Unlike her sister Hilda (the great Lucy Davis), Zelda is way more interested and involved with the sinister machinations of the Church of Night. She is in a way a mirror reflection of Father Blackwood, just minus the gaslighting and generally gross behavior. But the desire for power is still there, which is something that Otto is very aware of in terms of the character that she portrays.
“Zelda’s journey in the second season is very much about attaining power. Like try to realize some of her ambitions. She’s attracted to power like a moth to a flame really.” As for the quick journey from lusty asides to a trip to the altar, Otto sums up the atypical relationship by telling us that “Relationships move fast in the witch world. They don’t muck about.”
Otto is quick to note the complexity of their relationship, and her role in it.
“At first, she feels that the affair that they’re having… that he should recognize her more,” noted Otto. “So she decides to abstain from being with him, and that kind of puts him in a difficult place. And then finally, around the time of Lupercalia, he actually proposes to her. And as much as we think that Zelda is really in love with Blackwood, we find out that she actually confesses to Hilda that she’s not in love with him at all.”
“She’s really just after the power of being in the position of being the High Priest’s wife,” continued Otto, “and everything that would ensue, and basically for the family. Like trying to reinstate the Spellman family at the top of the covenant. That’s her whole modus operandus, but it’s not going to be an easy marriage.”
As the season draws to a close, Father Blackwood is on the run and the Church of Night’s future is uncertain. Since Zelda has the most unflinching faith her beliefs, it will be interesting to see what Zelda does next in Part Three.
“I don’t think she would know who to be outside the Church of Night, you know?” said Otto about her character’s approach to religion. “It’s a very integral part of her, whereas I think Hilda could exist outside that world pretty easily. So she’s institutionalized in that way.”
“Her faith is strong and real, but there are times when she’s challenged,” continued Otto. “Like I think the Feast of Feasts is challenging for her. When things happen to Sabrina it’s challenging for her. She’s you know, in that way I feel like she’s like a politician, and there are things that the party do and that the party does, that she’s not great with but she sticks with it.”
With Chilling Adventures of Sabrina already renewed for two more parts, we will see more interplay between the characters to come — their relationship ever evolving and changing. With Zelda now serving as the High Priestess of the Church this is bound to result in a confrontation with Father Blackwood (with whom she is still legally married to).

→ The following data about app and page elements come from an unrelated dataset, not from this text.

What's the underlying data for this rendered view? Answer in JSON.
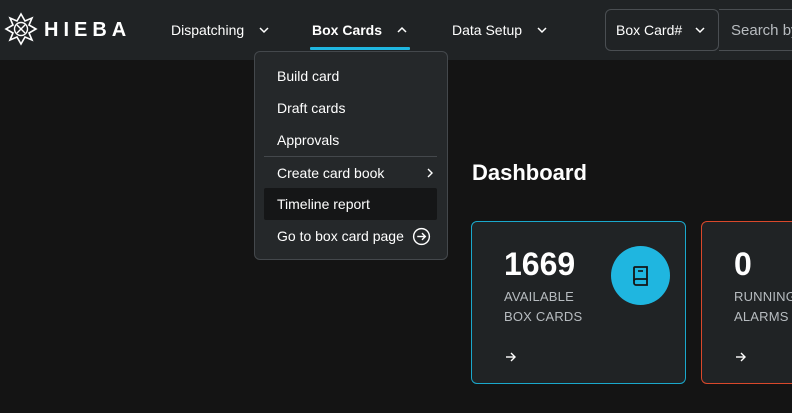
{
  "header": {
    "brand": "HIEBA",
    "nav": [
      {
        "label": "Dispatching"
      },
      {
        "label": "Box Cards"
      },
      {
        "label": "Data Setup"
      }
    ],
    "search_type": "Box Card#",
    "search_placeholder": "Search by Box Card#"
  },
  "box_cards_menu": {
    "items": [
      {
        "label": "Build card"
      },
      {
        "label": "Draft cards"
      },
      {
        "label": "Approvals"
      },
      {
        "label": "Create card book"
      },
      {
        "label": "Timeline report"
      },
      {
        "label": "Go to box card page"
      }
    ]
  },
  "dashboard": {
    "title": "Dashboard",
    "cards": [
      {
        "value": "1669",
        "label_line1": "AVAILABLE",
        "label_line2": "BOX CARDS"
      },
      {
        "value": "0",
        "label_line1": "RUNNING",
        "label_line2": "ALARMS"
      }
    ]
  },
  "colors": {
    "accent": "#1fb6e0",
    "alarm": "#d9482b",
    "background": "#141414",
    "surface": "#202325"
  },
  "icons": {
    "logo": "maltese-cross-logo-icon",
    "card_available": "book-icon",
    "go_to": "arrow-circle-right-icon"
  }
}
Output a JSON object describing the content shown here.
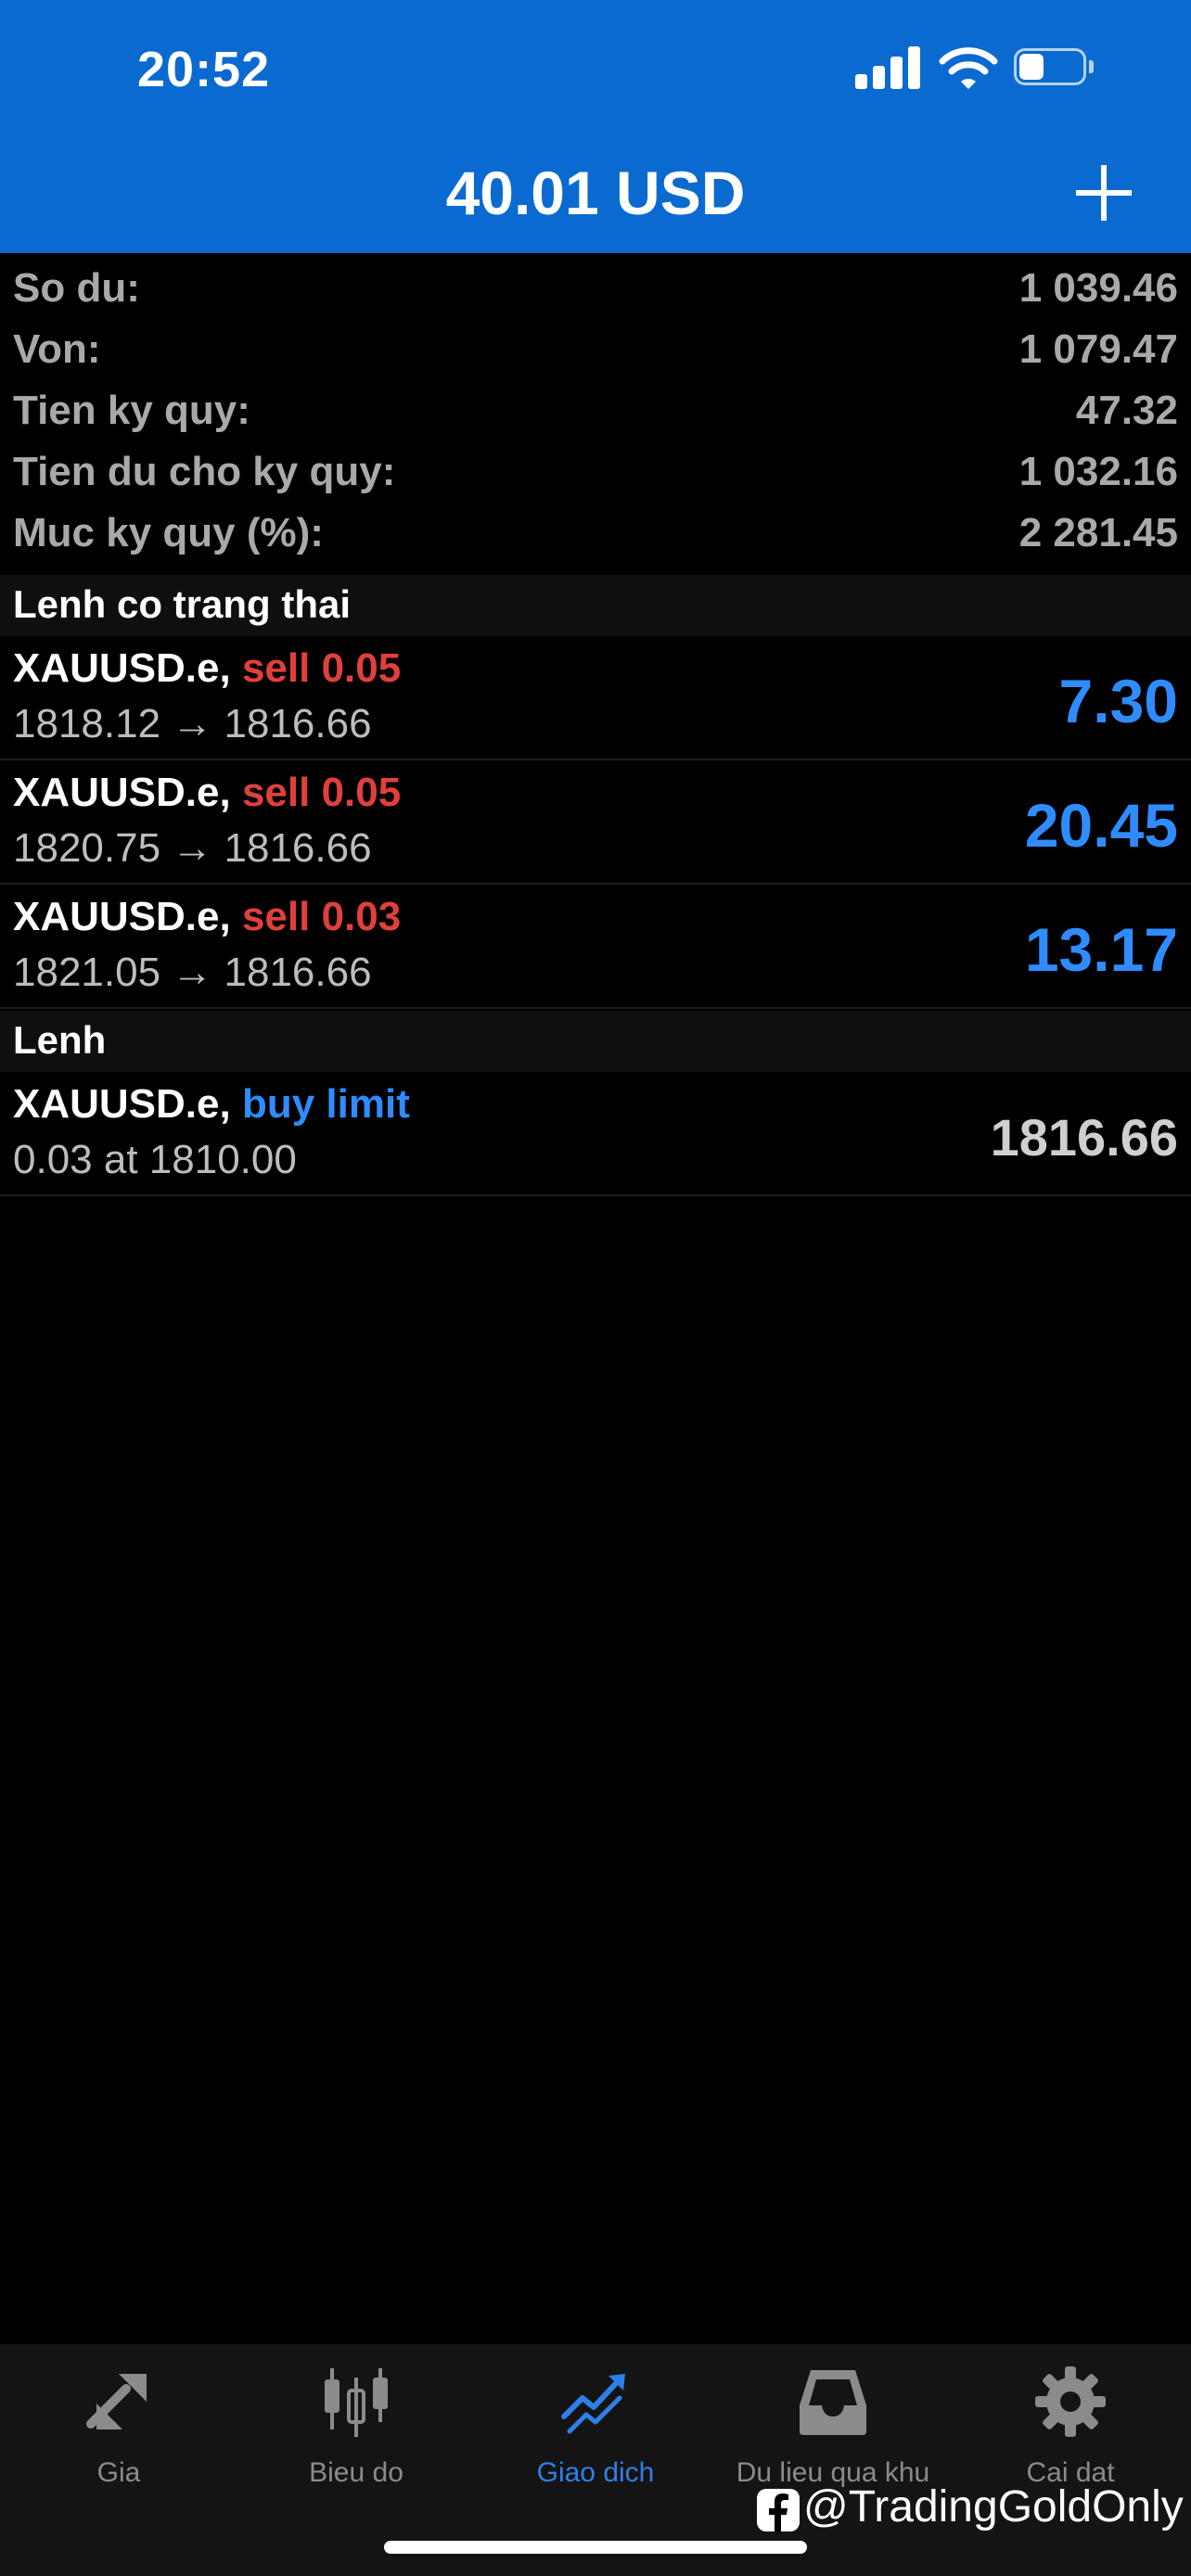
{
  "status_bar": {
    "time": "20:52",
    "battery_level": 0.4
  },
  "header": {
    "title": "40.01 USD",
    "add_icon": "plus-icon"
  },
  "summary": [
    {
      "label": "So du:",
      "value": "1 039.46"
    },
    {
      "label": "Von:",
      "value": "1 079.47"
    },
    {
      "label": "Tien ky quy:",
      "value": "47.32"
    },
    {
      "label": "Tien du cho ky quy:",
      "value": "1 032.16"
    },
    {
      "label": "Muc ky quy (%):",
      "value": "2 281.45"
    }
  ],
  "positions_section": {
    "title": "Lenh co trang thai"
  },
  "positions": [
    {
      "symbol": "XAUUSD.e,",
      "side": "sell 0.05",
      "prices": "1818.12 → 1816.66",
      "profit": "7.30"
    },
    {
      "symbol": "XAUUSD.e,",
      "side": "sell 0.05",
      "prices": "1820.75 → 1816.66",
      "profit": "20.45"
    },
    {
      "symbol": "XAUUSD.e,",
      "side": "sell 0.03",
      "prices": "1821.05 → 1816.66",
      "profit": "13.17"
    }
  ],
  "orders_section": {
    "title": "Lenh"
  },
  "orders": [
    {
      "symbol": "XAUUSD.e,",
      "side": "buy limit",
      "detail": "0.03 at 1810.00",
      "price": "1816.66"
    }
  ],
  "colors": {
    "header_blue": "#0a6ad0",
    "sell_red": "#e0403c",
    "accent_blue": "#2f8cff",
    "tab_active": "#2f7fe8"
  },
  "tabbar": [
    {
      "label": "Gia",
      "icon": "quotes-arrows-icon",
      "active": false
    },
    {
      "label": "Bieu do",
      "icon": "candlestick-chart-icon",
      "active": false
    },
    {
      "label": "Giao dich",
      "icon": "trade-trend-icon",
      "active": true
    },
    {
      "label": "Du lieu qua khu",
      "icon": "history-inbox-icon",
      "active": false
    },
    {
      "label": "Cai dat",
      "icon": "gear-icon",
      "active": false
    }
  ],
  "watermark": {
    "text": "@TradingGoldOnly",
    "icon": "facebook-icon"
  }
}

While their characters’ interactions will continue to be fraught with peril, the performances of Otto and Coyle will bring more joyful chaos to viewers for as long as the series remains on the air.